The EU referendum, in which as much as one-third of Labour supporters voted for Brexit, exposed another chasm in Labour – this time between educated metropolitan liberals and the more socially conservative white working class on whose loyalty the party has long depended. This no longer looks like a viable election-winning coalition, especially after the collapse of Labour in Scotland and the concomitant rise of nationalism in England.

In Marxism Today’s “New Times” issue of October 1988, Stuart Hall wrote: “The left seems not just displaced by Thatcherism, but disabled, flattened, becalmed by the very prospect of change; afraid of rooting itself in ‘the new’ and unable to make the leap of imagination required to engage the future.” Something similar could be said of the left today as it confronts Brexit, the disunities within the United Kingdom, and, in Theresa May, a prime minister who has indicated that she might be prepared to break with the orthodoxies of the past three decades.

The Labour leadership contest between Corbyn and Owen Smith was largely an exercise in nostalgia, both candidates seeking to revive policies that defined an era of mass production and working-class solidarity when Labour was strong. On matters such as immigration, digital disruption, the new gig economy or the power of networks, they had little to say. They proposed a politics of opposition – against austerity, against grammar schools. But what were they for? Neither man seemed capable of embracing the “leading edge of change” or of making the imaginative leap necessary to engage the future.

So is there a politics of the left that will allow us to ride with the currents of these turbulent “new times” and thus shape rather than be flattened by them?

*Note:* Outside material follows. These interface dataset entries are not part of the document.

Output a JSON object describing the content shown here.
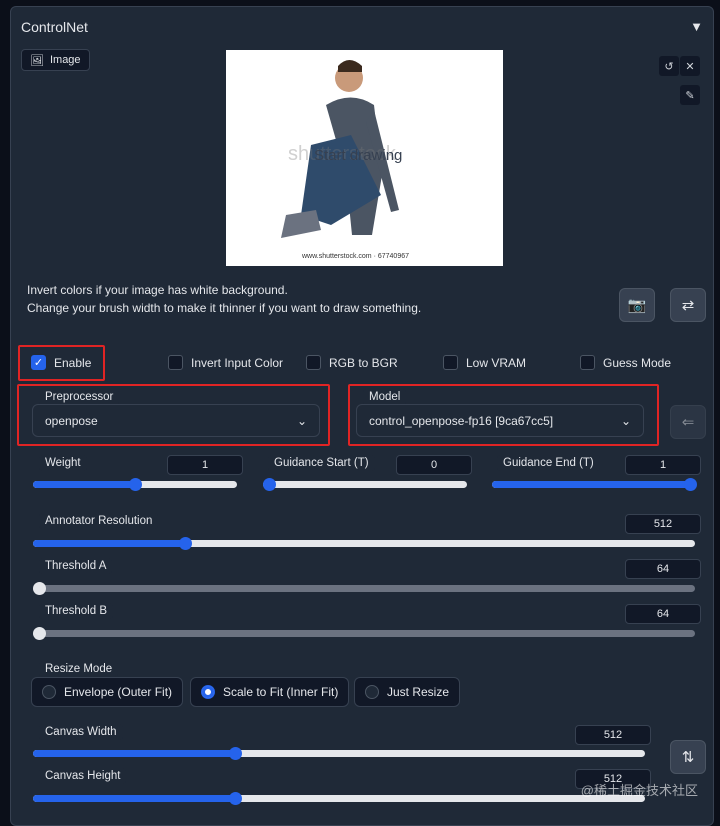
{
  "title": "ControlNet",
  "image_tab": "Image",
  "canvas": {
    "overlay": "Start drawing",
    "watermark": "shutterstock",
    "watermark_url": "www.shutterstock.com · 67740967"
  },
  "hint": {
    "line1": "Invert colors if your image has white background.",
    "line2": "Change your brush width to make it thinner if you want to draw something."
  },
  "checkboxes": [
    {
      "label": "Enable",
      "checked": true
    },
    {
      "label": "Invert Input Color",
      "checked": false
    },
    {
      "label": "RGB to BGR",
      "checked": false
    },
    {
      "label": "Low VRAM",
      "checked": false
    },
    {
      "label": "Guess Mode",
      "checked": false
    }
  ],
  "preprocessor": {
    "label": "Preprocessor",
    "value": "openpose"
  },
  "model": {
    "label": "Model",
    "value": "control_openpose-fp16 [9ca67cc5]"
  },
  "sliders": {
    "weight": {
      "label": "Weight",
      "value": "1",
      "fraction": 0.5
    },
    "guidance_start": {
      "label": "Guidance Start (T)",
      "value": "0",
      "fraction": 0
    },
    "guidance_end": {
      "label": "Guidance End (T)",
      "value": "1",
      "fraction": 1
    },
    "annotator": {
      "label": "Annotator Resolution",
      "value": "512",
      "fraction": 0.23
    },
    "threshold_a": {
      "label": "Threshold A",
      "value": "64",
      "fraction": 0
    },
    "threshold_b": {
      "label": "Threshold B",
      "value": "64",
      "fraction": 0
    },
    "canvas_width": {
      "label": "Canvas Width",
      "value": "512",
      "fraction": 0.33
    },
    "canvas_height": {
      "label": "Canvas Height",
      "value": "512",
      "fraction": 0.33
    }
  },
  "resize_mode": {
    "label": "Resize Mode",
    "options": [
      "Envelope (Outer Fit)",
      "Scale to Fit (Inner Fit)",
      "Just Resize"
    ],
    "selected": 1
  },
  "corner_watermark": "@稀土掘金技术社区",
  "colors": {
    "accent": "#2563eb",
    "highlight": "#e02424",
    "panel": "#1f2937"
  }
}
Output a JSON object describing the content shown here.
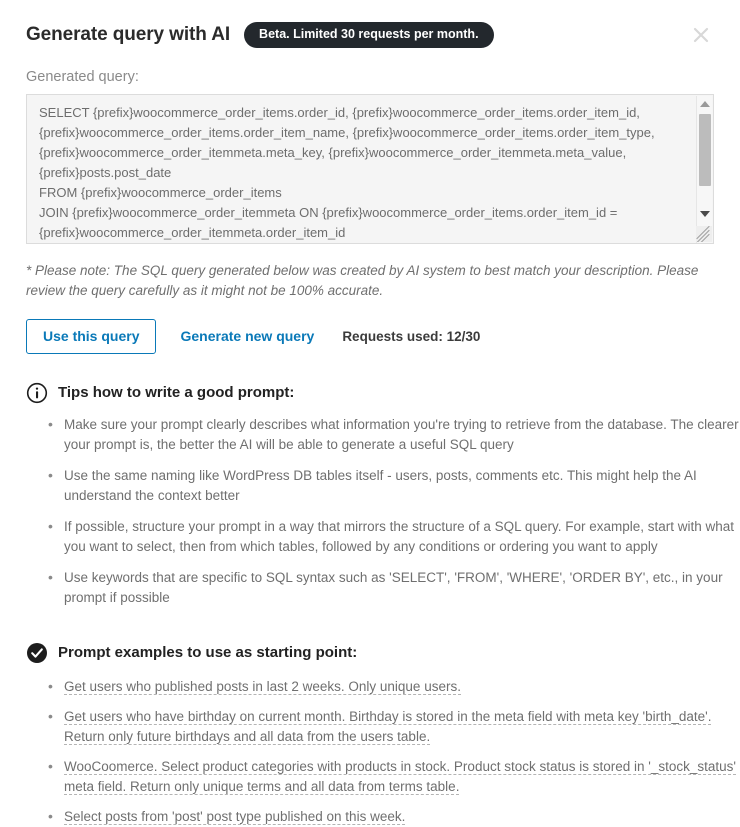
{
  "header": {
    "title": "Generate query with AI",
    "badge": "Beta. Limited 30 requests per month.",
    "close_icon": "close-icon"
  },
  "query_field": {
    "label": "Generated query:",
    "value": "SELECT {prefix}woocommerce_order_items.order_id, {prefix}woocommerce_order_items.order_item_id, {prefix}woocommerce_order_items.order_item_name, {prefix}woocommerce_order_items.order_item_type, {prefix}woocommerce_order_itemmeta.meta_key, {prefix}woocommerce_order_itemmeta.meta_value, {prefix}posts.post_date\nFROM {prefix}woocommerce_order_items\nJOIN {prefix}woocommerce_order_itemmeta ON {prefix}woocommerce_order_items.order_item_id = {prefix}woocommerce_order_itemmeta.order_item_id\nJOIN {prefix}posts ON {prefix}woocommerce_order_items.order_id = {prefix}posts.ID"
  },
  "note": "* Please note: The SQL query generated below was created by AI system to best match your description. Please review the query carefully as it might not be 100% accurate.",
  "actions": {
    "use_query_label": "Use this query",
    "generate_new_label": "Generate new query",
    "requests_used": "Requests used: 12/30",
    "accent_color": "#0a79b8"
  },
  "tips_section": {
    "icon": "info-circle-icon",
    "title": "Tips how to write a good prompt:",
    "items": [
      "Make sure your prompt clearly describes what information you're trying to retrieve from the database. The clearer your prompt is, the better the AI will be able to generate a useful SQL query",
      "Use the same naming like WordPress DB tables itself - users, posts, comments etc. This might help the AI understand the context better",
      "If possible, structure your prompt in a way that mirrors the structure of a SQL query. For example, start with what you want to select, then from which tables, followed by any conditions or ordering you want to apply",
      "Use keywords that are specific to SQL syntax such as 'SELECT', 'FROM', 'WHERE', 'ORDER BY', etc., in your prompt if possible"
    ]
  },
  "examples_section": {
    "icon": "check-circle-icon",
    "title": "Prompt examples to use as starting point:",
    "items": [
      "Get users who published posts in last 2 weeks. Only unique users.",
      "Get users who have birthday on current month. Birthday is stored in the meta field with meta key 'birth_date'. Return only future birthdays and all data from the users table.",
      "WooCoomerce. Select product categories with products in stock. Product stock status is stored in '_stock_status' meta field. Return only unique terms and all data from terms table.",
      "Select posts from 'post' post type published on this week."
    ]
  }
}
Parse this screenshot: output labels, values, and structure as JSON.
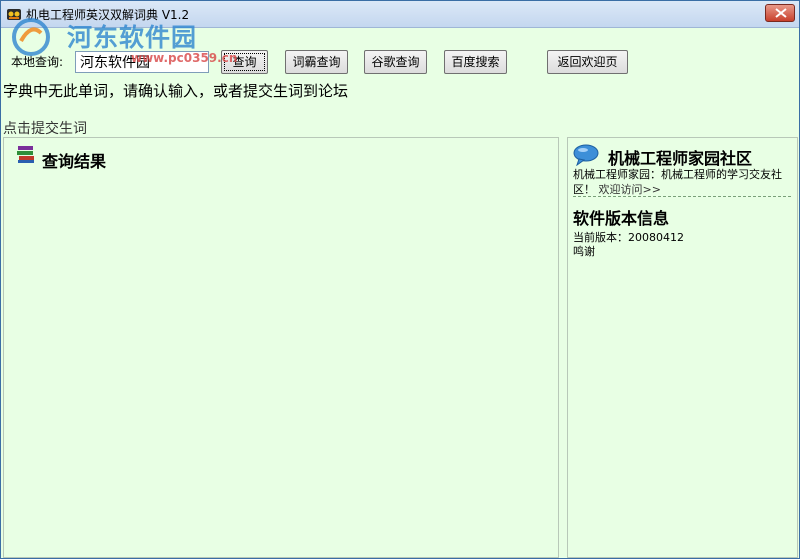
{
  "window": {
    "title": "机电工程师英汉双解词典 V1.2"
  },
  "watermark": {
    "site_name": "河东软件园",
    "url": "www.pc0359.cn"
  },
  "search": {
    "label": "本地查询:",
    "value": "河东软件园"
  },
  "buttons": {
    "query": "查询",
    "iciba": "词霸查询",
    "google": "谷歌查询",
    "baidu": "百度搜索",
    "back_home": "返回欢迎页"
  },
  "message": "字典中无此单词，请确认输入，或者提交生词到论坛",
  "submit_link": "点击提交生词",
  "results": {
    "title": "查询结果"
  },
  "sidebar": {
    "community_title": "机械工程师家园社区",
    "community_desc": "机械工程师家园：机械工程师的学习交友社区！",
    "visit_link": "欢迎访问>>",
    "version_title": "软件版本信息",
    "version_label": "当前版本：",
    "version_value": "20080412",
    "thanks": "鸣谢"
  },
  "colors": {
    "background": "#e8ffe4",
    "title_bar": "#c4d7ef",
    "close_button": "#c8402c"
  }
}
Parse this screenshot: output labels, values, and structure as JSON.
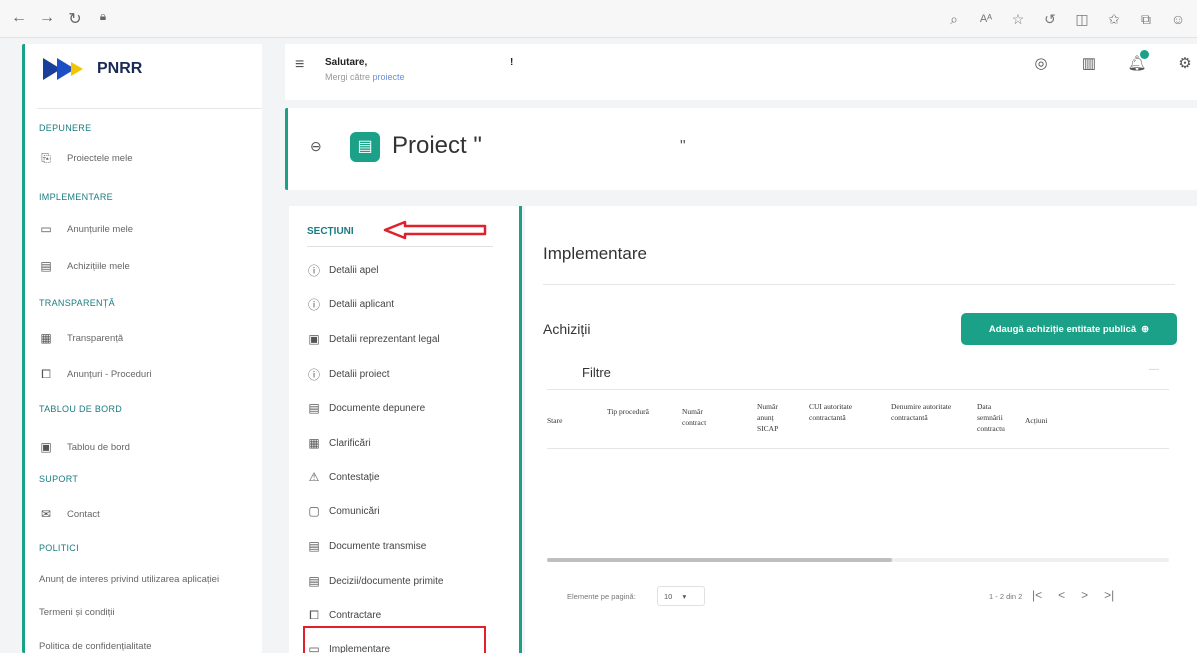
{
  "browser": {
    "nav_icons": [
      "back-icon",
      "forward-icon",
      "refresh-icon",
      "lock-icon"
    ],
    "right_icons": [
      "read-aloud-icon",
      "text-size-icon",
      "favorite-star-icon",
      "extension-icon",
      "split-screen-icon",
      "favorites-icon",
      "collections-icon",
      "profile-icon"
    ]
  },
  "sidebar": {
    "logo_text": "PNRR",
    "sections": [
      {
        "heading": "DEPUNERE",
        "items": [
          {
            "label": "Proiectele mele",
            "icon": "file-enter-icon"
          }
        ]
      },
      {
        "heading": "IMPLEMENTARE",
        "items": [
          {
            "label": "Anunțurile mele",
            "icon": "folder-icon"
          },
          {
            "label": "Achizițiile mele",
            "icon": "document-icon"
          }
        ]
      },
      {
        "heading": "TRANSPARENȚĂ",
        "items": [
          {
            "label": "Transparență",
            "icon": "table-icon"
          },
          {
            "label": "Anunțuri - Proceduri",
            "icon": "copy-icon"
          }
        ]
      },
      {
        "heading": "TABLOU DE BORD",
        "items": [
          {
            "label": "Tablou de bord",
            "icon": "dashboard-icon"
          }
        ]
      },
      {
        "heading": "SUPORT",
        "items": [
          {
            "label": "Contact",
            "icon": "mail-icon"
          }
        ]
      },
      {
        "heading": "POLITICI",
        "links": [
          "Anunț de interes privind utilizarea aplicației",
          "Termeni și condiții",
          "Politica de confidențialitate"
        ]
      }
    ]
  },
  "header": {
    "greeting": "Salutare,",
    "greeting_end": "!",
    "goto_prefix": "Mergi către",
    "goto_link": "proiecte",
    "icons": [
      "account-icon",
      "organization-icon",
      "notification-bell-icon",
      "settings-icon"
    ]
  },
  "project": {
    "title": "Proiect \"",
    "title_end": "\""
  },
  "sections_panel": {
    "heading": "SECȚIUNI",
    "items": [
      {
        "label": "Detalii apel",
        "icon": "info-icon"
      },
      {
        "label": "Detalii aplicant",
        "icon": "info-icon"
      },
      {
        "label": "Detalii reprezentant legal",
        "icon": "id-card-icon"
      },
      {
        "label": "Detalii proiect",
        "icon": "info-icon"
      },
      {
        "label": "Documente depunere",
        "icon": "document-icon"
      },
      {
        "label": "Clarificări",
        "icon": "clipboard-icon"
      },
      {
        "label": "Contestație",
        "icon": "warning-icon"
      },
      {
        "label": "Comunicări",
        "icon": "chat-icon"
      },
      {
        "label": "Documente transmise",
        "icon": "document-icon"
      },
      {
        "label": "Decizii/documente primite",
        "icon": "document-icon"
      },
      {
        "label": "Contractare",
        "icon": "copy-icon"
      },
      {
        "label": "Implementare",
        "icon": "calendar-icon"
      }
    ]
  },
  "main": {
    "title": "Implementare",
    "achizitii_title": "Achiziții",
    "add_button": "Adaugă achiziție entitate publică",
    "filter_title": "Filtre",
    "table_headers": [
      "Stare",
      "Tip procedură",
      "Număr contract",
      "Număr anunț SICAP",
      "CUI autoritate contractantă",
      "Denumire autoritate contractantă",
      "Data semnării contractu",
      "Acțiuni"
    ],
    "pager": {
      "per_page_label": "Elemente pe pagină:",
      "per_page_value": "10",
      "range": "1 - 2 din 2"
    }
  },
  "colors": {
    "accent": "#1aa187",
    "highlight_red": "#e0202a"
  }
}
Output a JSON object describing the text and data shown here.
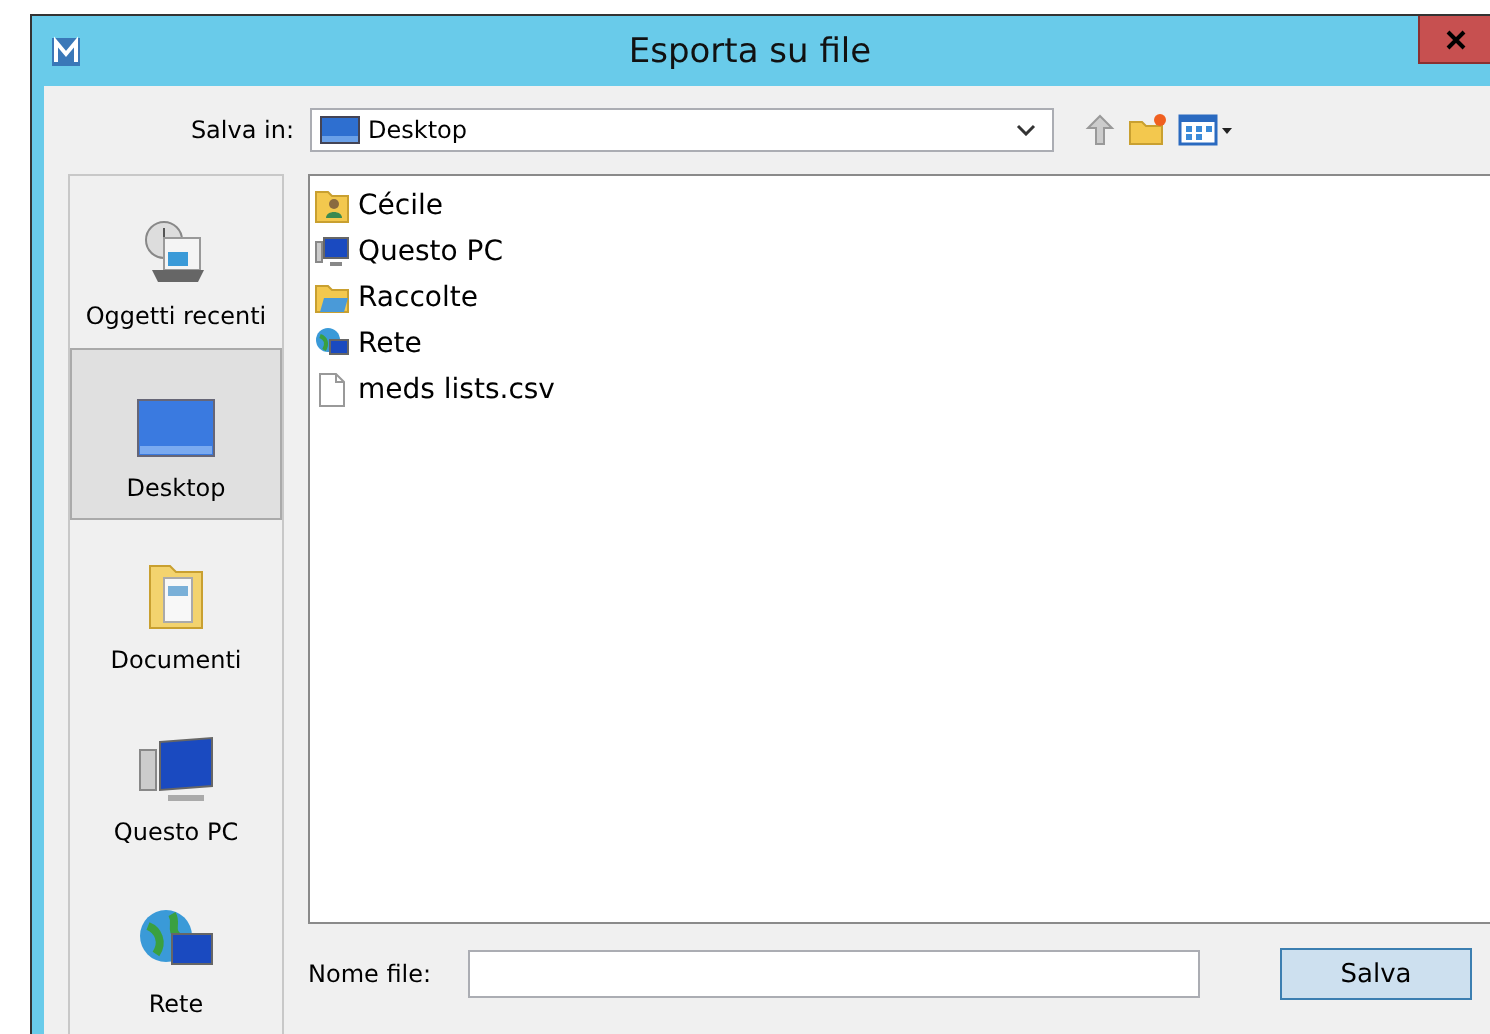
{
  "window": {
    "title": "Esporta su file"
  },
  "location": {
    "label": "Salva in:",
    "value": "Desktop"
  },
  "sidebar": {
    "items": [
      {
        "label": "Oggetti recenti",
        "kind": "recent",
        "selected": false
      },
      {
        "label": "Desktop",
        "kind": "desktop",
        "selected": true
      },
      {
        "label": "Documenti",
        "kind": "documents",
        "selected": false
      },
      {
        "label": "Questo PC",
        "kind": "computer",
        "selected": false
      },
      {
        "label": "Rete",
        "kind": "network",
        "selected": false
      }
    ]
  },
  "files": [
    {
      "name": "Cécile",
      "kind": "user"
    },
    {
      "name": "Questo PC",
      "kind": "computer"
    },
    {
      "name": "Raccolte",
      "kind": "libraries"
    },
    {
      "name": "Rete",
      "kind": "network"
    },
    {
      "name": "meds lists.csv",
      "kind": "file"
    }
  ],
  "filename": {
    "label": "Nome file:"
  },
  "buttons": [
    {
      "label": "Salva",
      "focused": true
    }
  ]
}
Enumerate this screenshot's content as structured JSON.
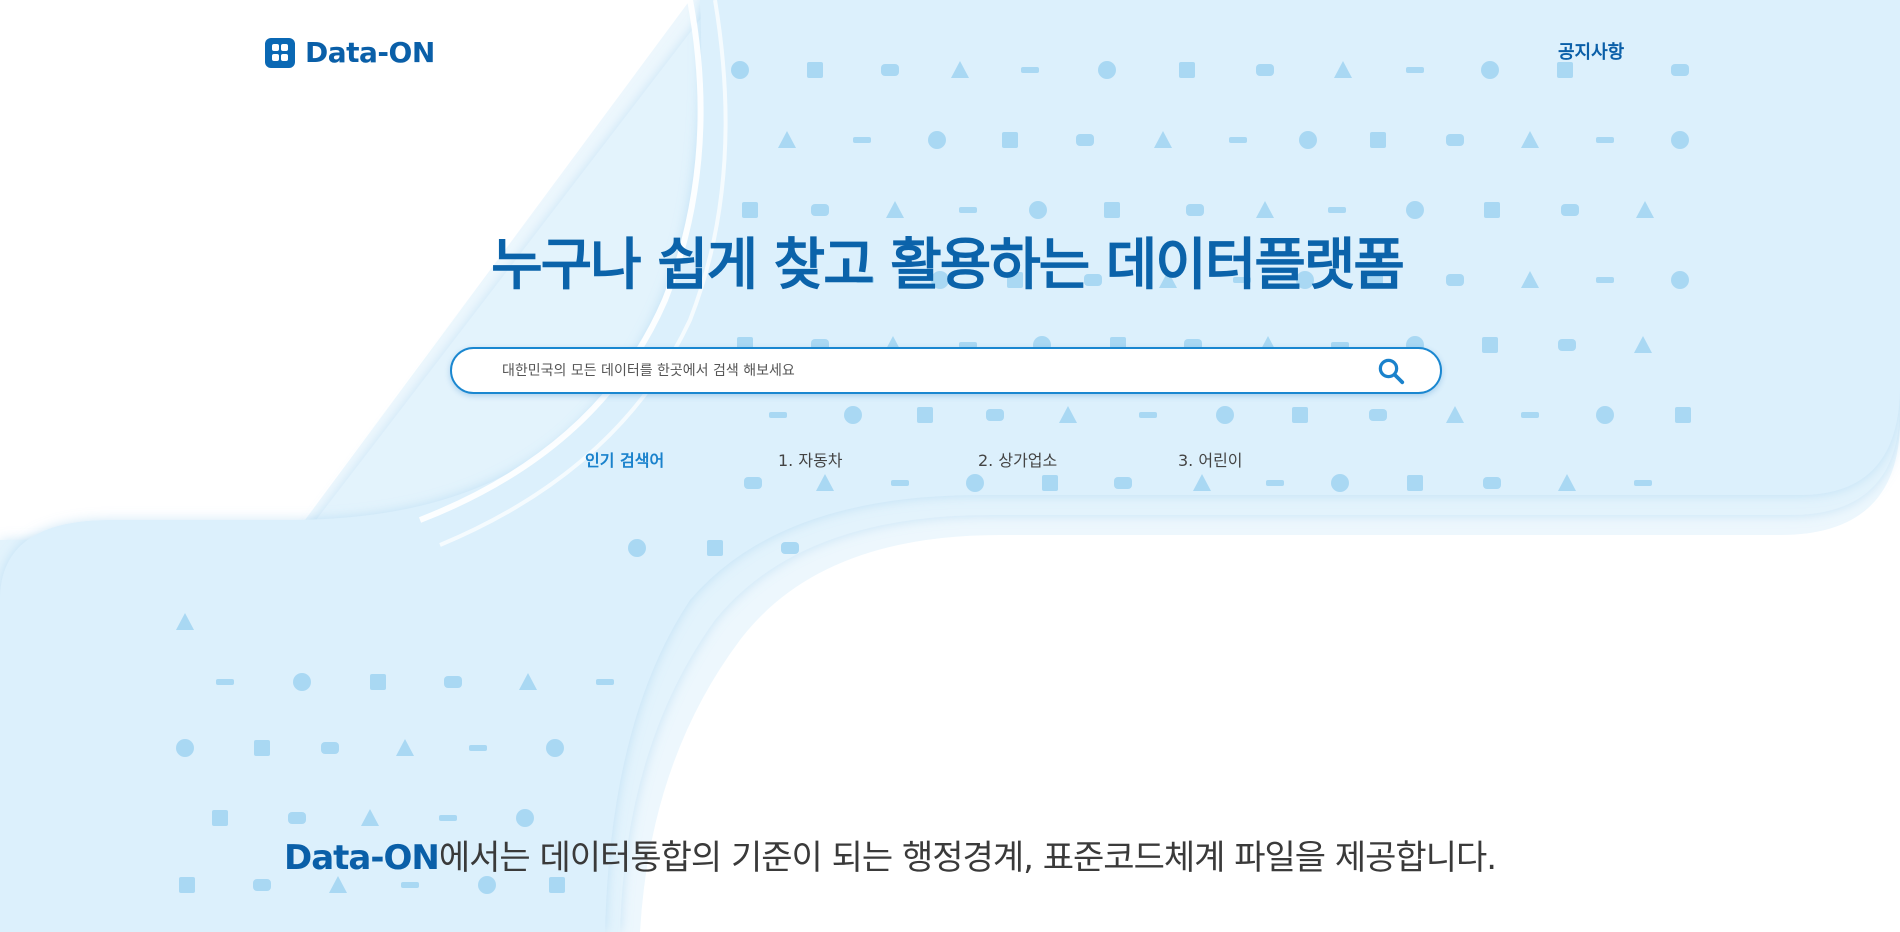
{
  "header": {
    "logo_text": "Data-ON",
    "notice_label": "공지사항"
  },
  "hero": {
    "headline": "누구나 쉽게 찾고 활용하는 데이터플랫폼"
  },
  "search": {
    "placeholder": "대한민국의 모든 데이터를 한곳에서 검색 해보세요"
  },
  "popular": {
    "label": "인기 검색어",
    "items": [
      "1. 자동차",
      "2. 상가업소",
      "3. 어린이"
    ]
  },
  "intro": {
    "brand": "Data-ON",
    "text": "에서는 데이터통합의 기준이 되는 행정경계, 표준코드체계 파일을 제공합니다."
  },
  "colors": {
    "brand": "#0a5fa8",
    "accent": "#1a87d0",
    "background_light": "#dff1fc",
    "pattern_icon": "#a9d8f3"
  },
  "icons": {
    "logo": "data-on-logo-icon",
    "search": "search-icon",
    "pattern": "decorative-icon-pattern"
  }
}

Over the next 34 pages 18 writers, offering many perspectives, attempt to answer this and related questions as they analyse the forces shaping a world in which power is shifting to the East, wars rage unchecked in the Middle East, refugees drown en masse in the Mediterranean, technology is outstripping our capacity to understand it, and globalisation begins to fragment.

— Jason Cowley, Editor 

Tom Kibasi on what the left fails to see

Philip Collins on why it's time for Labour to end its crisis

John Harris on why Labour is losing its heartland

Lisa Nandy on how Labour has been halted and hollowed out

David Runciman on networks and the digital revolution

John Gray on why the right, not the left, has grasped the new times

Mariana Mazzucato on why it's time for progressives to rethink capitalism

Robert Ford on why the left must reckon with the anger of those left behind

Ros Wynne-Jones on the people who need a Labour government most

Gary Gerstle on Corbyn, Sanders and the populist surge

Nick Pearce on why the left is haunted by the ghosts of the 1930s

Paul Mason on why the left must be ready to cause a commotion

Neal Lawson on what the new, 21st-century left needs now

Charles Leadbeater explains why we are all existentialists now

John Bew mourns the lost left

Marc Stears on why democracy is a long, hard, slow business

Vince Cable on how a financial crisis empowered the right

David Miliband on why the left needs to move forward, not back

This article first appeared in the 22 September 2016 issue of the New Statesman, The New Times